Don’t believe me? Go look at our review and our extended first impressions.

Actually, let me save you a click because I know a ton of you are lazy. Dust and sand got into the mount of the camera and then onto the sensor when it really shouldn’t have.

Now for the lenses? Well, there are those wonderful G Master lenses, but then you fall into the trap of the fact that they’re huge. The major innovations in them though are 11 aperture blades (the exception being the 24mm which is much lighter than others). Want to embrace the smaller Sony lenses? Well then go for some of their primes; their 35mm f2.8, 55mm f1.8, 85mm f1.8, 28mm f2, etc. With all this, you’ll get a smaller, lighter, and nicer package.

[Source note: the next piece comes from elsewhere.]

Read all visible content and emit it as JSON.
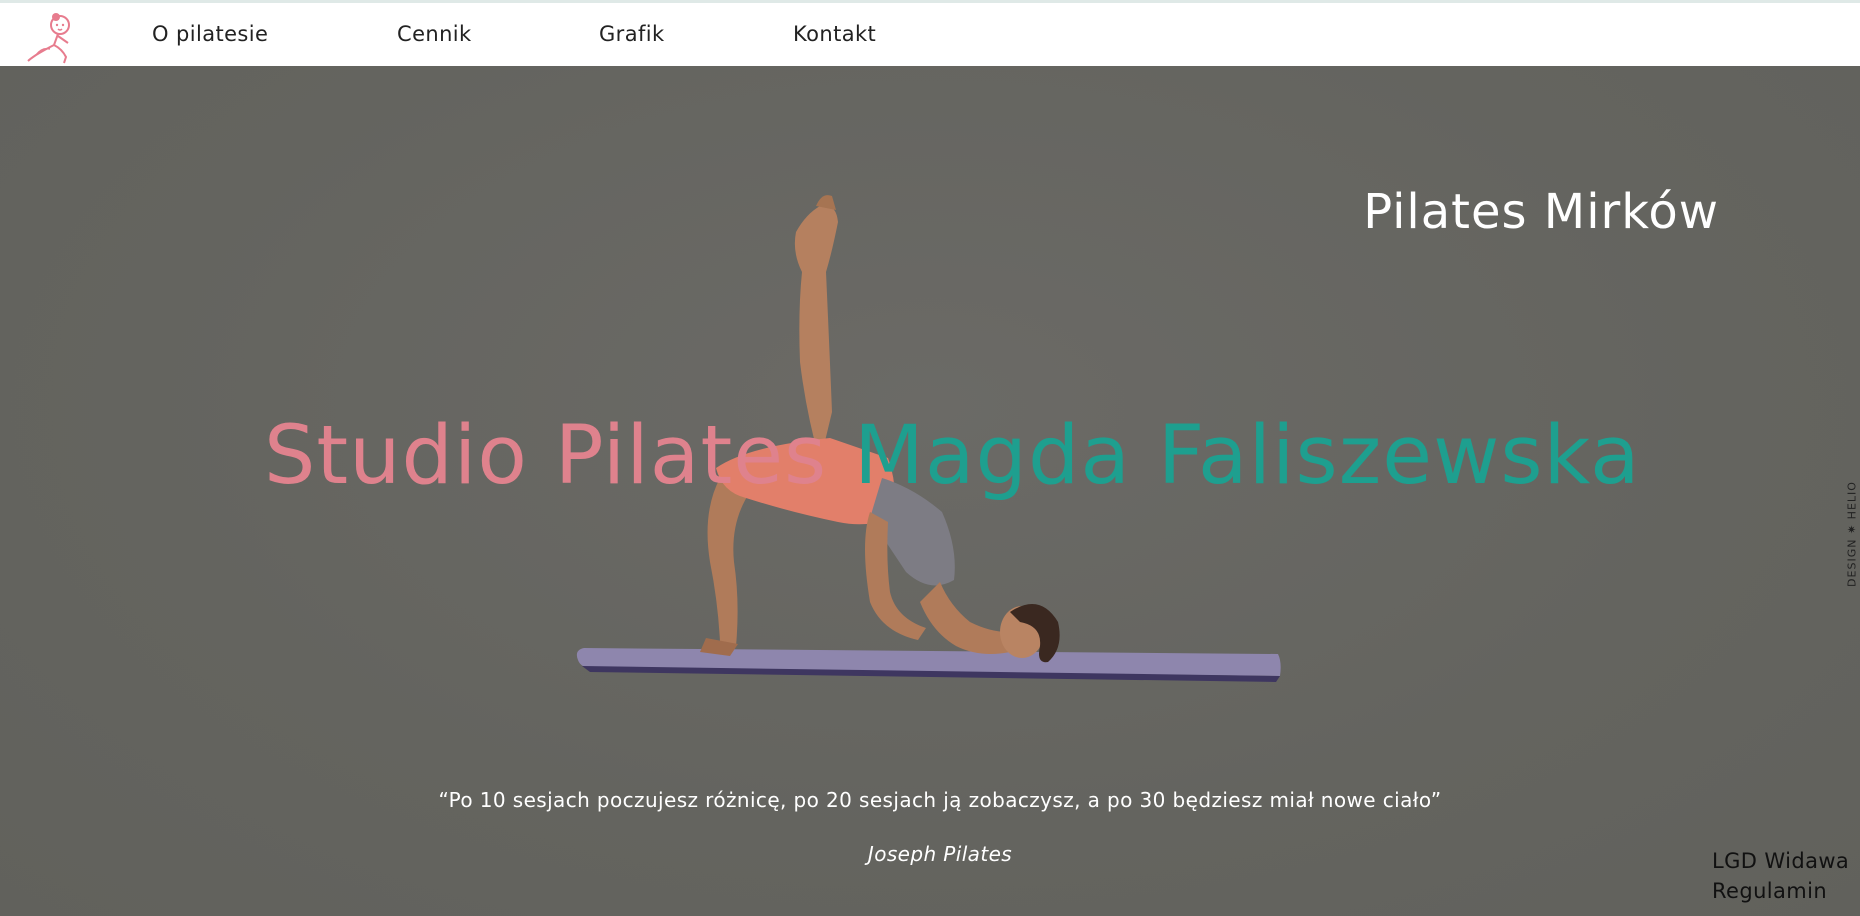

Then there’s the third party support which Canon and Nikon don’t have yet. Sony has a plethora of lenses and we’ve reviewed darned near most of them.

Canon Arguably Has the Best Lenses with the Canon EOS R With Little Innovation

So, because I started with Sony and talking about weather sealing, let’s do the same with Canon. See what I did with the Canon EOS R and the 50mm f1.2 L RF? I’m not sure that I could do that with the Sony a7 III. The Canon EOS R surely has issues. Where most people complain about the magic touch bar, I don’t mind it; I almost never change my ISO. The autofocus? It isn’t that bad in practical use. It isn’t at all what Sony can do. Sony can run tiny circles around Canon all night long and Canon will just barely keep up. But in some situations, I found it to be just as speedy as its Sony counterpart.

Where Canon is really showing innovation is with lenses. A 50mm f1.2 RF and a 28-70mm f2, despite being large, are still great options for photographers who want to be able to use those lenses.

I bought the Canon EOS R despite owning a Sony a7r III. Why? The lenses and the colors. When I’ve gone out with friends and shown them the images off the back of my Canon EOS R, they liked them much more than what I’d get from a Nikon. This isn’t a bad system at all, but I’m not exactly sure why Canon didn’t start weather sealing lenses like their 35mm f1.4 IS STM RF. That would have been such a perfect lens otherwise.

Nikon…Well? The Nikon Z6 has…

sigh

We’re currently testing the Nikon z6, and it seems better than the Nikon z7 at least at the moment. Despite the fact that we think it has the best viewfinder and the best ergonomics of the bunch, there are still performance issues that annoy, like the autofocus. When it came to tracking faces, we found Sony and Canon to be faster.

So what’s good about the Nikon z6? It can produce very good images. Nikon’s lenses are small, weather resistant, and lightweight. They’re the start of what could be a great system. If anything, we really like the lenses.